### [WHAT THE EXERCISE ASKS]
Check every line below for the word "this" and show those that hold it.

Stored data:

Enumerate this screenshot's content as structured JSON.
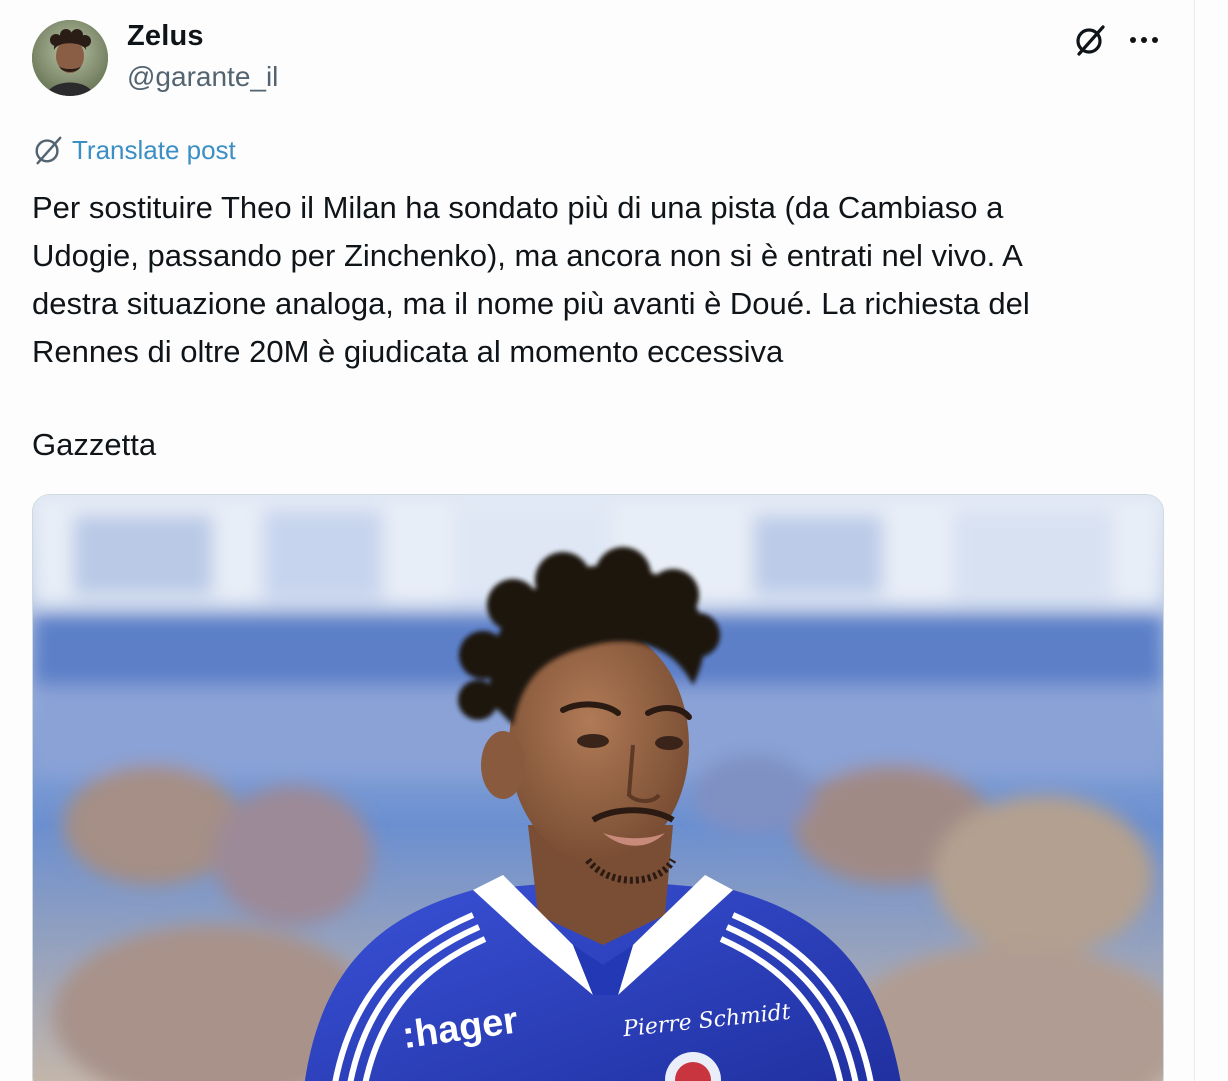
{
  "author": {
    "display_name": "Zelus",
    "handle": "@garante_il",
    "avatar_icon": "avatar"
  },
  "actions": {
    "grok_icon": "grok-icon",
    "more_icon": "more-dots-icon",
    "more_label": "···"
  },
  "translate": {
    "label": "Translate post",
    "icon": "translate-icon"
  },
  "post": {
    "lines": [
      "Per sostituire Theo il Milan ha sondato più di una pista (da Cambiaso a",
      "Udogie, passando per Zinchenko), ma ancora non si è entrati nel vivo. A",
      "destra situazione analoga, ma il nome più avanti è Doué. La richiesta del",
      "Rennes di oltre 20M è giudicata al momento eccessiva"
    ],
    "source": "Gazzetta"
  },
  "media": {
    "jersey_sponsor": ":hager",
    "jersey_script": "Pierre Schmidt",
    "colors": {
      "jersey": "#2b3fc7",
      "stadium_blue": "#4a72c8",
      "skin": "#9a6848"
    }
  },
  "colors": {
    "text": "#0f1419",
    "secondary": "#536471",
    "link": "#3b8fc4",
    "border": "#cfd9de"
  }
}
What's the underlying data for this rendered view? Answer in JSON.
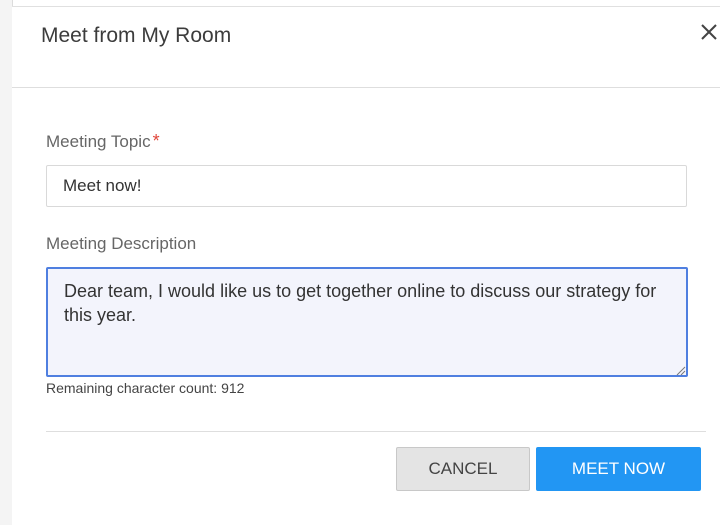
{
  "dialog": {
    "title": "Meet from My Room",
    "close_icon": "close-icon"
  },
  "form": {
    "topic_label": "Meeting Topic",
    "required_marker": "*",
    "topic_value": "Meet now!",
    "description_label": "Meeting Description",
    "description_value": "Dear team, I would like us to get together online to discuss our strategy for this year.",
    "remaining_count": "Remaining character count: 912"
  },
  "actions": {
    "cancel_label": "CANCEL",
    "meet_label": "MEET NOW"
  },
  "colors": {
    "primary": "#2296f3",
    "required": "#e0463a",
    "focus_border": "#4f7fe0"
  }
}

### [YOUR RESPONSE]
Enumerate this screenshot's content as structured JSON.
What's the underlying data for this rendered view? Answer in JSON.
    "description_value": "Dear team, I would like us to get together online to discuss our strategy for this year.",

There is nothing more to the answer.